◆ Problem
For each entry, output its words exactly and leave any picture behind.

◆ Data to examine

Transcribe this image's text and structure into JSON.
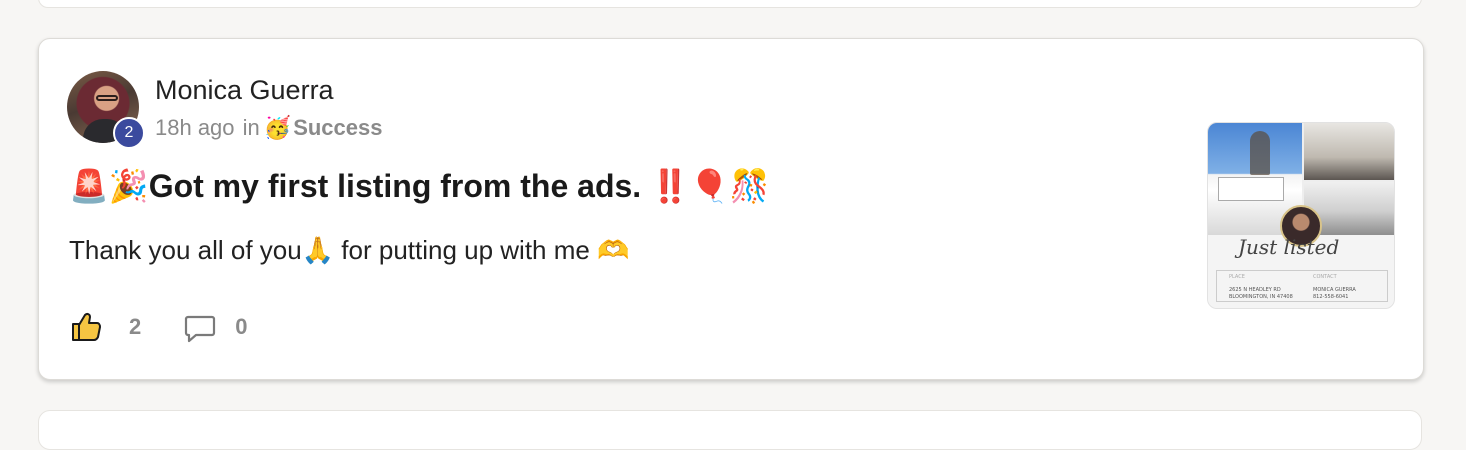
{
  "post": {
    "author": "Monica Guerra",
    "level": "2",
    "time": "18h ago",
    "in_word": "in",
    "category_emoji": "🥳",
    "category": "Success",
    "title": "🚨🎉Got my first listing from the ads. ‼️🎈🎊",
    "body": "Thank you all of you🙏 for putting up with me 🫶",
    "likes": "2",
    "comments": "0"
  },
  "thumbnail": {
    "script_text": "Just listed",
    "place_label": "PLACE",
    "place_line1": "2625 N HEADLEY RD",
    "place_line2": "BLOOMINGTON, IN 47408",
    "contact_label": "CONTACT",
    "contact_name": "MONICA GUERRA",
    "contact_phone": "812-558-6041"
  },
  "colors": {
    "level_badge": "#3b4a9e",
    "meta_gray": "#8a8a8a",
    "card_bg": "#ffffff",
    "page_bg": "#f7f6f4"
  }
}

◆ Answer to this task
Transcribe this image's text and structure into JSON.
{
  "post": {
    "author": "Monica Guerra",
    "level": "2",
    "time": "18h ago",
    "in_word": "in",
    "category_emoji": "🥳",
    "category": "Success",
    "title": "🚨🎉Got my first listing from the ads. ‼️🎈🎊",
    "body": "Thank you all of you🙏 for putting up with me 🫶",
    "likes": "2",
    "comments": "0"
  },
  "thumbnail": {
    "script_text": "Just listed",
    "place_label": "PLACE",
    "place_line1": "2625 N HEADLEY RD",
    "place_line2": "BLOOMINGTON, IN 47408",
    "contact_label": "CONTACT",
    "contact_name": "MONICA GUERRA",
    "contact_phone": "812-558-6041"
  },
  "colors": {
    "level_badge": "#3b4a9e",
    "meta_gray": "#8a8a8a",
    "card_bg": "#ffffff",
    "page_bg": "#f7f6f4"
  }
}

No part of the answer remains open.